These hormones are:
- Leptin, which controls appetite.
- Insulin, that controls our blood sugar
- Adiponectin, which is not heard of often, helps insulin work better.
- Resistin which blocks the reaction of insulin
We always want Adiponectin to be higher than Resistin.
Now I will put everything together for you.
When we have good blood sugar levels. We are eating a diet high in fiber, vegetables, good fats and lean protein. The Adiponectin is high and the Resistin is low. When we gain weight the ratio changes and Resistin becomes higher, which means poor control of appetite and blood sugar, because we are eating more refined foods and sugar.
The ability to regulate our food intake is very complex and that is why the hormone Leptin, mentioned above is very important in influencing our appetite but the real driver controlling our appetite is Blood sugar.
When our blood sugar drops it sends a signal to our brain that we are starving, the brain sends a message to the pancreas to produce insulin. These have to bind to receptor cells to allow the channels of glucose to open in the cells so that sugar enters the cells to provide energy. When this goes on and on for a very long time, the cells get full and they can’t take in any more and so kick the the insulin receptors out and don’t allow them to attach any more. Fast forward, we are nibbling all day long with the wrong types of foods. The pancreas gets tired and exhausted it stops producing insulin and we end up with insulin resistant.
When this happens, we have a lot of insulin roaming around in the blood and not binding to the cells, so they end up not doing their job, triggering the brain to think that it is in starvation mode why because there is no energy reaching the cells. The hormones send a signal that it wants to eat, the yoyo effect kicks in along with the survival hormones that are trying to protect us.
Conclusion: we need to keep the thrifty genotype and the Adiponectin and Resistin in balance or else we are in trouble. So rather than taking medication we need to get to the underlying issue by fixing the hormone signaling first, then we will not be hungry. Adding exercise to the routine will also help you kick start loosing weight.
By reducing our stress levels. Implementing good sleep and food Hygiene. Eating lean organic pasture raised animal protein. Consuming lots of fiber. Keeping processed foods and sugar to a real minimum. Reducing alcohol and enjoying life, this will increase our Adiponectin and get our hormones in balance again thus controlling our insulin hence blood sugar.
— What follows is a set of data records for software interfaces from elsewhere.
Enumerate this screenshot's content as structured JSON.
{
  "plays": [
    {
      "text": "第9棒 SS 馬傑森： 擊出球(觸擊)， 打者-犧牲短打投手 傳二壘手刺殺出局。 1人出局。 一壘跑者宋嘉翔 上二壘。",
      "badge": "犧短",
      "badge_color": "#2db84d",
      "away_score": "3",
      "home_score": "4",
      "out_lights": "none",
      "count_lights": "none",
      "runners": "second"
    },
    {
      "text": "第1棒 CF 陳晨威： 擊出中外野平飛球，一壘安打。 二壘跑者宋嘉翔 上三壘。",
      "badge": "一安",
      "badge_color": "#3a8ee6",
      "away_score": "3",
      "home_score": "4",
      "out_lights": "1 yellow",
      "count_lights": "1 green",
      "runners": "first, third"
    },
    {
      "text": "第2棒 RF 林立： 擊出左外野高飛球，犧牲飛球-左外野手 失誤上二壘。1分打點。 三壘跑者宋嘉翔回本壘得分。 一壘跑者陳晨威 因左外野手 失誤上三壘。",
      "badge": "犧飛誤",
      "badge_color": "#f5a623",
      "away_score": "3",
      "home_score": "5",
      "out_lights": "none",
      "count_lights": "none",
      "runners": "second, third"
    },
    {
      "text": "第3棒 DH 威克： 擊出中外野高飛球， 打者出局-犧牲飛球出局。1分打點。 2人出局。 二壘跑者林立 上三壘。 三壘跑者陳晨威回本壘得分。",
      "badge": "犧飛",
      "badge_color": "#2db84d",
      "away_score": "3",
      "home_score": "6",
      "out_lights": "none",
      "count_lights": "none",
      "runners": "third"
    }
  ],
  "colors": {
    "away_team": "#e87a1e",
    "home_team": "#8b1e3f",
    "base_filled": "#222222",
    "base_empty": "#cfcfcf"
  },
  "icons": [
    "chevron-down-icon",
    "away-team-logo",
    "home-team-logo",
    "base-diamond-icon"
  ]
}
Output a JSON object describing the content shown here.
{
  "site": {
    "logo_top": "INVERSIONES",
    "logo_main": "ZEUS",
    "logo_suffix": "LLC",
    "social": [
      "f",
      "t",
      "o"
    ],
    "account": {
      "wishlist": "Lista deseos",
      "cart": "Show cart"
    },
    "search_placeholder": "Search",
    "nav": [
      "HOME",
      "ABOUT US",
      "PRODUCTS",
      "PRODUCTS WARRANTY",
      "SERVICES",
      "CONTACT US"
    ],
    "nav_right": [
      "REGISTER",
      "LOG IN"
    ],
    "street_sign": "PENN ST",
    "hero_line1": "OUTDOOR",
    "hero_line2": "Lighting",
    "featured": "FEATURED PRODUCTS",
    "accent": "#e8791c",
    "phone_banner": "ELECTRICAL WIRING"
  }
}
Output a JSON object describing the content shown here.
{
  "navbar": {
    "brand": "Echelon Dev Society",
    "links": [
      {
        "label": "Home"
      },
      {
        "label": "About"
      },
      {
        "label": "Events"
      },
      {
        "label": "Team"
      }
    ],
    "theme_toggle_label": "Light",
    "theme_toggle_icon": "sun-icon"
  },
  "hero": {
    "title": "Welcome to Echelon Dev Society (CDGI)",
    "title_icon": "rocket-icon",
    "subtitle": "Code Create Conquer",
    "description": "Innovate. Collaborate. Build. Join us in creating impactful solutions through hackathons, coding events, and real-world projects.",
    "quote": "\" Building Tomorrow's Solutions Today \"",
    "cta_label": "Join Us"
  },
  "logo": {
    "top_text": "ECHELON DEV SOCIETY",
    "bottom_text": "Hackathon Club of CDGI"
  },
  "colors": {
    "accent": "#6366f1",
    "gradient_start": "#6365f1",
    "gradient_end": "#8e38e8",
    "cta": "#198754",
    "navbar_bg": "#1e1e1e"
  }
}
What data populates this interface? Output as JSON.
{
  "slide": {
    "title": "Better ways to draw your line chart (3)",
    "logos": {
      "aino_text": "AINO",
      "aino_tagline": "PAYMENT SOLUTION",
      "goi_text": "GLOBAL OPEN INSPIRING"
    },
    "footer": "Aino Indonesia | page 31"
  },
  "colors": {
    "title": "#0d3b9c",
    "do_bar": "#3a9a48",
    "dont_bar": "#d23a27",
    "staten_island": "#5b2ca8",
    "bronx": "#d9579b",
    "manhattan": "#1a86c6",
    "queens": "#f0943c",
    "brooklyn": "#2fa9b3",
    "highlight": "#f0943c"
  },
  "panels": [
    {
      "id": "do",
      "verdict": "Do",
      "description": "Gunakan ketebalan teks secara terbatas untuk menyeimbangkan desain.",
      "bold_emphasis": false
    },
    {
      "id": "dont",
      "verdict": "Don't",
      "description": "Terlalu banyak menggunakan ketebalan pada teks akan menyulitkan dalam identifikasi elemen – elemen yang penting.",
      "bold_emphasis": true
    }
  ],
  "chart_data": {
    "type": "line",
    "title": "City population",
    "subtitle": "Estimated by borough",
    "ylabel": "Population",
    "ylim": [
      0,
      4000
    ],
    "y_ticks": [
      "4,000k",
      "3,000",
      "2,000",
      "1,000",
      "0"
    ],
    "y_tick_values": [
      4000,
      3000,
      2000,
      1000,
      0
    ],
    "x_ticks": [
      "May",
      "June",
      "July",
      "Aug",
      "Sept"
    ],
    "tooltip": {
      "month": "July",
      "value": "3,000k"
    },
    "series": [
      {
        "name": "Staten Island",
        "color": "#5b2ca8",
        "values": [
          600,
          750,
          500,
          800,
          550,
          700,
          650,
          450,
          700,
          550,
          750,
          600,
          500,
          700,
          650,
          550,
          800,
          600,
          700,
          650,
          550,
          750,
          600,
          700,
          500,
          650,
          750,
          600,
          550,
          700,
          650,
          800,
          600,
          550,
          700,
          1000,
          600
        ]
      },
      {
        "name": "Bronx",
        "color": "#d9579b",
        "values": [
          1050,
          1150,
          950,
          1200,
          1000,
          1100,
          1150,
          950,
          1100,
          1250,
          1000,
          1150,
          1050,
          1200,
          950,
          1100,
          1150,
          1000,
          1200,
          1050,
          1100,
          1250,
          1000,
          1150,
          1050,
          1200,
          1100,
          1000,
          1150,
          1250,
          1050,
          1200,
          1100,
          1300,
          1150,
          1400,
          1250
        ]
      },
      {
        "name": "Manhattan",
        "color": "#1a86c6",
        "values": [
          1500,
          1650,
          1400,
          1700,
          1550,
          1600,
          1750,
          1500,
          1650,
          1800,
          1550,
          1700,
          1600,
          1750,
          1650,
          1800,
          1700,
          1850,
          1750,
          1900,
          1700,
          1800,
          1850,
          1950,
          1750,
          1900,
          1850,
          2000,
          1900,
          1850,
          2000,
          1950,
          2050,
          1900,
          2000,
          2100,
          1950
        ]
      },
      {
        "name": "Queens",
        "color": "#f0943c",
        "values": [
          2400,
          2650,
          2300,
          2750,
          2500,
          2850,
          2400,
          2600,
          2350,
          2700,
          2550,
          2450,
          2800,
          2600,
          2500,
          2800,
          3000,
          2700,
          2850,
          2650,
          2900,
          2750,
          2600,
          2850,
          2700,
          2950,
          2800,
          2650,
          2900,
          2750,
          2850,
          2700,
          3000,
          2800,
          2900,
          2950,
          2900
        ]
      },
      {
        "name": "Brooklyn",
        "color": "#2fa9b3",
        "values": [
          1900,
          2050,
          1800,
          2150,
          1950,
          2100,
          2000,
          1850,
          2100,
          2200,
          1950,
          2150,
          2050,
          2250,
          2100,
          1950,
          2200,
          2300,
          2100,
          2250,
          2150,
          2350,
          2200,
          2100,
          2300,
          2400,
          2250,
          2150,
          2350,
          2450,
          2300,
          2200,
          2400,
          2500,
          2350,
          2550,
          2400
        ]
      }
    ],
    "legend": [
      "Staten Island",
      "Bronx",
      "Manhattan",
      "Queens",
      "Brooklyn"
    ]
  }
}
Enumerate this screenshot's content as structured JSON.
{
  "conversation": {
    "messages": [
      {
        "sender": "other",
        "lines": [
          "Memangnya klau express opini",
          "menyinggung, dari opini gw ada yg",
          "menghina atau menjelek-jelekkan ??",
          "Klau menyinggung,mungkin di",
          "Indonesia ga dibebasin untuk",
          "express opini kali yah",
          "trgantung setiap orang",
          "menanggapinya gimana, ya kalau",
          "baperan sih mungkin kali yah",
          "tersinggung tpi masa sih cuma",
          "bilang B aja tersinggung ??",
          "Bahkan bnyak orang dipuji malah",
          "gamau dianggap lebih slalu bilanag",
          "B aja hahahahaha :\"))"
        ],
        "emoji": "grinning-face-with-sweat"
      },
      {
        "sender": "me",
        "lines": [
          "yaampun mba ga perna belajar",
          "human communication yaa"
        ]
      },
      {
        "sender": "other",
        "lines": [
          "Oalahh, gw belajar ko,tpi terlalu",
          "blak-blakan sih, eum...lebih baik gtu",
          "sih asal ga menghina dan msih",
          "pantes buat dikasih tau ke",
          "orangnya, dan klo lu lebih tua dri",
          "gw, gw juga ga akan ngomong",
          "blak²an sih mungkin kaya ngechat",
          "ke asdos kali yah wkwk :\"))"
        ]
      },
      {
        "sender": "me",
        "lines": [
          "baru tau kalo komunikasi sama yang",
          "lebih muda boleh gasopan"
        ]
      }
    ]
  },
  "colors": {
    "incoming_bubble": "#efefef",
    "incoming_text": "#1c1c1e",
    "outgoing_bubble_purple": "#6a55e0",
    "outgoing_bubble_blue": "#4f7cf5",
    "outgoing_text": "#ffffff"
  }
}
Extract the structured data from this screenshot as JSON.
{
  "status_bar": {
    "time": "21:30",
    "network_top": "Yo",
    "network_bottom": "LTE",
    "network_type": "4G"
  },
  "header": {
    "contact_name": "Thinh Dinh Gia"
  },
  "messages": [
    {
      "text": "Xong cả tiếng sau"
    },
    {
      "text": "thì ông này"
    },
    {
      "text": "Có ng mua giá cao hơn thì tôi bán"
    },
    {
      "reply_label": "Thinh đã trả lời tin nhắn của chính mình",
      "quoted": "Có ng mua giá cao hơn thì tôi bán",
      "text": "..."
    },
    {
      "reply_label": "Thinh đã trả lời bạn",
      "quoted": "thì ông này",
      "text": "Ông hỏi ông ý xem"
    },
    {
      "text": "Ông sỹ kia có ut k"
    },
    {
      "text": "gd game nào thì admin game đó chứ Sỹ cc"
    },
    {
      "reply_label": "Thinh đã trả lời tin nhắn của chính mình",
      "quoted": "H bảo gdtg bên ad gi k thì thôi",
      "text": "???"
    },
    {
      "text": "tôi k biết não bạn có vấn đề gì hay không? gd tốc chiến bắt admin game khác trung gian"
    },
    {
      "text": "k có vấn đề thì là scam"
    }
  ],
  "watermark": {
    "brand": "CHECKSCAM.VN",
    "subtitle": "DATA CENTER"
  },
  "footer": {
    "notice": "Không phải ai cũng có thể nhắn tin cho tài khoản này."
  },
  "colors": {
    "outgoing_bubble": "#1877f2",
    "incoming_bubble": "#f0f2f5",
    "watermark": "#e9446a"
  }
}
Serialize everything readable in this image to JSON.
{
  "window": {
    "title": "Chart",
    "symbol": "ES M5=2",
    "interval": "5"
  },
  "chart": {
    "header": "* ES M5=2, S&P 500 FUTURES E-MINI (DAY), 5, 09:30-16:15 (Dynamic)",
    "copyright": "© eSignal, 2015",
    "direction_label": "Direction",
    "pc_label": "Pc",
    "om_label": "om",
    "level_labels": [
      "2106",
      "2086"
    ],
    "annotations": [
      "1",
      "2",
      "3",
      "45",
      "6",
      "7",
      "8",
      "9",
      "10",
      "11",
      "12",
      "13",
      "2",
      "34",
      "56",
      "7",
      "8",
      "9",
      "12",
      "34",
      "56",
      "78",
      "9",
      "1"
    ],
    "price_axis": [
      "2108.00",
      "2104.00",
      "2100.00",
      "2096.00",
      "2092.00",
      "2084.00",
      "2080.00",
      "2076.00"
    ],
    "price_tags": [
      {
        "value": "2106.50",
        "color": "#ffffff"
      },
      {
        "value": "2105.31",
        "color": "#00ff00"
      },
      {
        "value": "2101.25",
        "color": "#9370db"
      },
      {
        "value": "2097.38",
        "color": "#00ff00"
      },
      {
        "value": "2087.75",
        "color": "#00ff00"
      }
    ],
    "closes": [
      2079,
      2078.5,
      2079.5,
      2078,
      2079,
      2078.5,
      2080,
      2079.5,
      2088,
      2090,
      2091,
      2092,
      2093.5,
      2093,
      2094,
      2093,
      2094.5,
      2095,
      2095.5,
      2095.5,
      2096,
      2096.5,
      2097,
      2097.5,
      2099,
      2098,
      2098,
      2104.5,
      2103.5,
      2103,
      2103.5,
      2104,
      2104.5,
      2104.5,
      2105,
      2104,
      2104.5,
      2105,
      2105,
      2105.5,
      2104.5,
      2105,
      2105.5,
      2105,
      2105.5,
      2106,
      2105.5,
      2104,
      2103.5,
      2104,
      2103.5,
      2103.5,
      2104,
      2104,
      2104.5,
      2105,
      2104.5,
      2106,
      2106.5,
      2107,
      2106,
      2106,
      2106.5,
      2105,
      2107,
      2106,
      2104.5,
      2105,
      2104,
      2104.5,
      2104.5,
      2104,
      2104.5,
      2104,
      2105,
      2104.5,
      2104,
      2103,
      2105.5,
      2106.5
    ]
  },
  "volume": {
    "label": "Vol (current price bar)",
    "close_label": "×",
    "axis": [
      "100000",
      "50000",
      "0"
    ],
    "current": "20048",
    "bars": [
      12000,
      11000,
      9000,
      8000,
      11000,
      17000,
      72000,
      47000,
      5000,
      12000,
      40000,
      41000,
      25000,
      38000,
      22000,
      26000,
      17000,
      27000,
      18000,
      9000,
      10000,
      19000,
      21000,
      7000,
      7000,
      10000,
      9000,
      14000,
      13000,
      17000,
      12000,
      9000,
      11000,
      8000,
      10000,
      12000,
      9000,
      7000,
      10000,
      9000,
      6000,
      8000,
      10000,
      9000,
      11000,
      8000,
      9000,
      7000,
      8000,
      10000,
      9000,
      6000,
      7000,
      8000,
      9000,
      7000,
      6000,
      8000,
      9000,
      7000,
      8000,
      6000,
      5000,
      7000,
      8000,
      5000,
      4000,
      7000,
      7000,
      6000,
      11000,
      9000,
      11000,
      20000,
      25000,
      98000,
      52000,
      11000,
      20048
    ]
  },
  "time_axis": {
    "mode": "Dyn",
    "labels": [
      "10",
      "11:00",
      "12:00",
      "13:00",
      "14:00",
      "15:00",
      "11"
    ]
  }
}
With this, we end part one of this week’s newsletter. Stay tuned to part two were we will discuss the other issues that contribute to the root cause of your diabetes.
Small Changes For a Healthier “U”